Halloween is coming, and its that time of year when costuming is on the mind. Don’t have a lot of spending money? I’m here to help with a few tips that I’ve played with over the years. I do costuming as a hobby, but I like to be as cheap as possible.

1. Plan ahead

You know the costume parties are happening, but you really don’t want to spend the money on a costume? That’s fine. Take an old set of clothing and bury it in the yard (or someplace with a lot of dirt and mud and grime). Mark it so you know where it is! Bury that for 2 weeks, minimum. The longer its under ground, the better it’s going to look when you dig it up. When you dig up your costume, slap some of that dirt on your face, hands and hair. If you can go the day without showering, even better. Get a bottle of fake blood (not the capsules, those are expensive and taste bad, or see below to make your own fake blood) and put it on your mouth, hands. Voila! You have an authentic looking Zombie costume! If smell is a concern, you can tell people you’re really into character, or just use some Febreeze on yourself before you leave the house.

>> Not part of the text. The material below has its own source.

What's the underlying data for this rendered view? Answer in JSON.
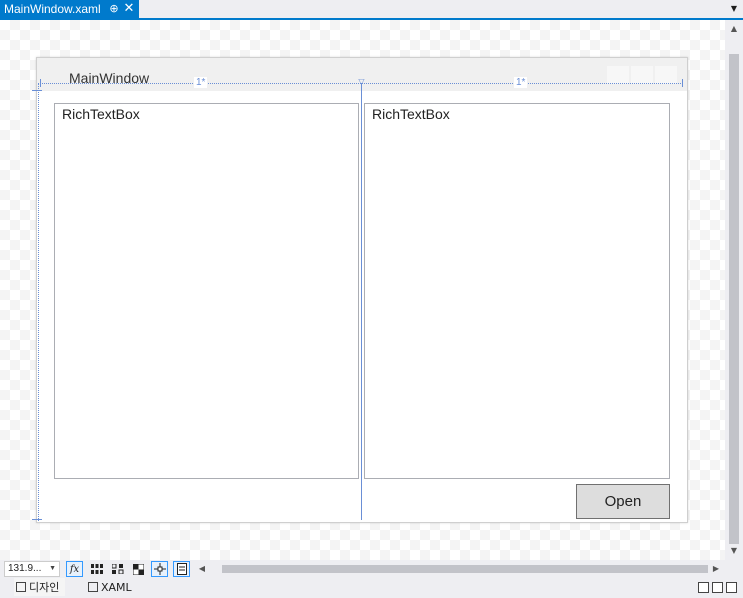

Do you want to get really ambitious with the extra time you have planned ahead for? Pick up some liquid latex, and make yourself a mask or prosthetic pieces. Give yourself some Spock ears! Get creative! It’s more fun to be original then to be a costume out of a bag. Plus, you’ll be the life of the party! People will always ask what you are if they don’t understand.

2. Make it yourself

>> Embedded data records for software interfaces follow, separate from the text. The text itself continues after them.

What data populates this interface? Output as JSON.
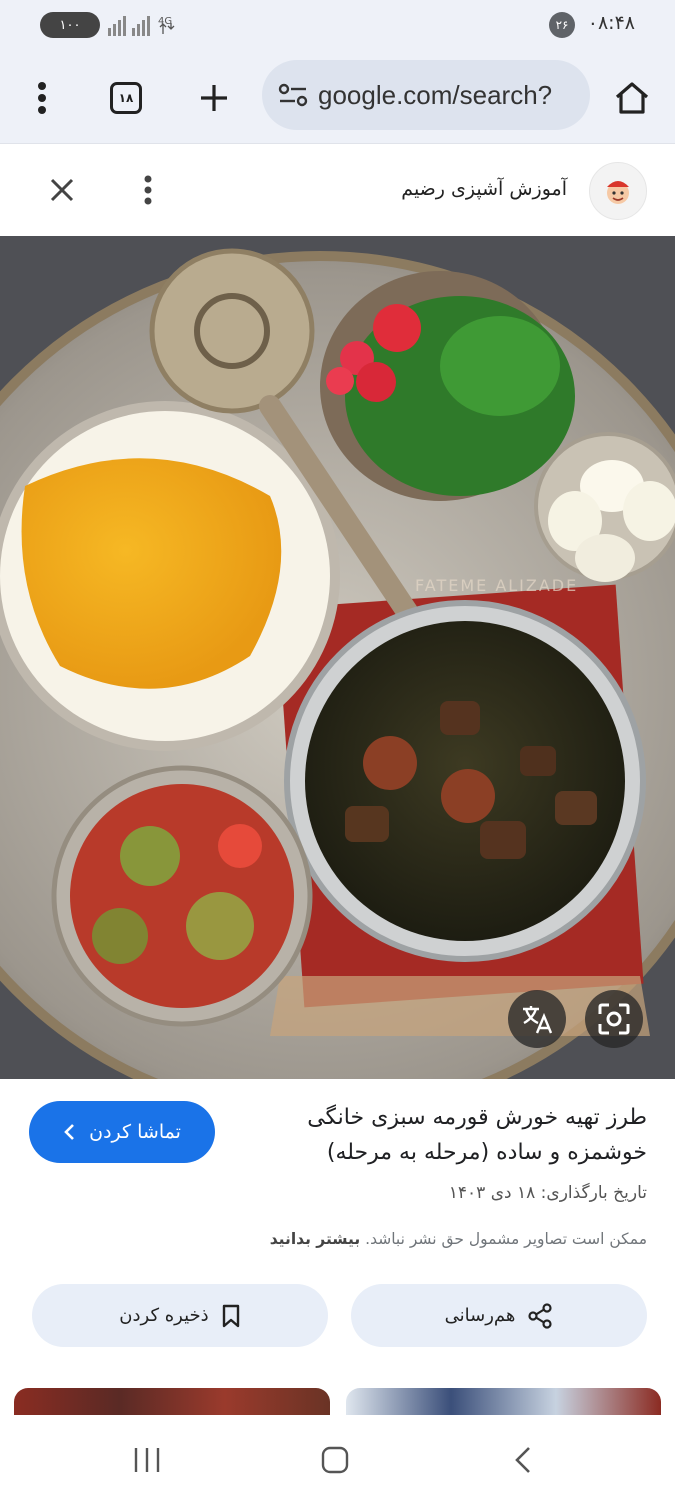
{
  "status_bar": {
    "time": "۰۸:۴۸",
    "notification_count": "۲۶",
    "battery": "۱۰۰",
    "network": "4G"
  },
  "browser": {
    "url": "google.com/search?",
    "tab_count": "۱۸"
  },
  "source": {
    "name": "آموزش آشپزی رضیم"
  },
  "image": {
    "watermark": "FATEME ALIZADE",
    "description_icons": [
      "translate-icon",
      "lens-icon"
    ]
  },
  "result": {
    "title": "طرز تهیه خورش قورمه سبزی خانگی خوشمزه و ساده (مرحله به مرحله)",
    "date": "تاریخ بارگذاری: ۱۸ دی ۱۴۰۳",
    "copyright_text": "ممکن است تصاویر مشمول حق نشر نباشد.",
    "copyright_link": "بیشتر بدانید",
    "watch_label": "تماشا کردن",
    "share_label": "هم‌رسانی",
    "save_label": "ذخیره کردن"
  },
  "colors": {
    "accent": "#1a73e8",
    "toolbar_bg": "#eef1f8",
    "pill_bg": "#e8eef8"
  }
}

As I said above with planning ahead, make it yourself. Most bag costumes are going to fall apart after that one use. Even just using sew tape (if you are awful at sewing like I am) lasts so much longer, and that means you have a reusable costume in the future! (You never know when someone decides to have a costume party in May, or if you decide to start cosplaying!) If you aren’t aware of the wonderful thing that is sew tape, go to any fabric store…it looks like tape made of cotton mesh. Stick two pieces of cloth together with it using an iron. Its quick, its easy, and no mess!

Something that is also easy to make is fake blood. I make mine chocolate flavored because I don’t like the taste of pure corn syrup.

1 cup of light corn syrup
Red food dye
Cocoa powder
Water (optional)

mix the red food dye and corn syrup together until you get the color you desire (a deep red is usually about 4-5 drops, if you use a gel food coloring it is much more vibrant but requires less)  add in the Cocoa Powder for color and consistency. If you add in too much cocoa powder and it gets too thick, add in water 1 teaspoon at a time. There you have some cheap and easy blood!

3. Thrift Stores

In general, Thrift Stores have become my best friend. You can get everything there, from simple black t-shirts for 99 cents to the most complex beaded dress you’ve ever seen for a $1.50. During the Halloween season they usually have bag costumes, used for a few dollars (saving you that 49.99 that they want you to spend at the store). I can justify spending a couple of dollars for a one time costume. Just clean it first.

Before you start going to any other store for your costume or costume pieces, check the thrift stores in your area. I know Salvation Army and Goodwill are everywhere, and some are warehouse style. Don’t skim past the racks, because the good stuff is usually hidden. Dig dig dig, and you’ll find what you’re looking for. Sometimes you need to alter it, and that is when you go for the sew tape that I mentioned earlier.

4. Theater Companies

Something I know that a lot of  theater companies do is donate old costumes that they won’t use again. It never hurts to ask, so I recommend asking around. Times are tough right now, people understand that. Even if they don’t have anything available, ask them if they know somewhere local that you can go for cheap costumes. Theater geeks are as thrifty as they come, and we usually have a local place that we prefer.

5. Find someone to help

Don’t think you have what it takes to make your own costumes? That’s okay. Chances are there is someone in your social circle, or even outside of your immediate social circle that can help. We’re sneaky like that, and we’re always around. Also, you’d be surprised what people know about costuming that they just don’t reveal. I pride myself in helping people trying to make their own costumes for the first time, because it is a little nervewracking to do it by yourself the first time. Don’t be afraid to ask around, and to see if your friends have costume pieces they aren’t using. Ask if you can borrow something. Remember, cheap is the goal here. Cheap and fabulous!

Do you have any tips that people should know for cheap costuming? Have you made your own costumes? What did you make?  Have questions? Leave a comment, I can help with what I can!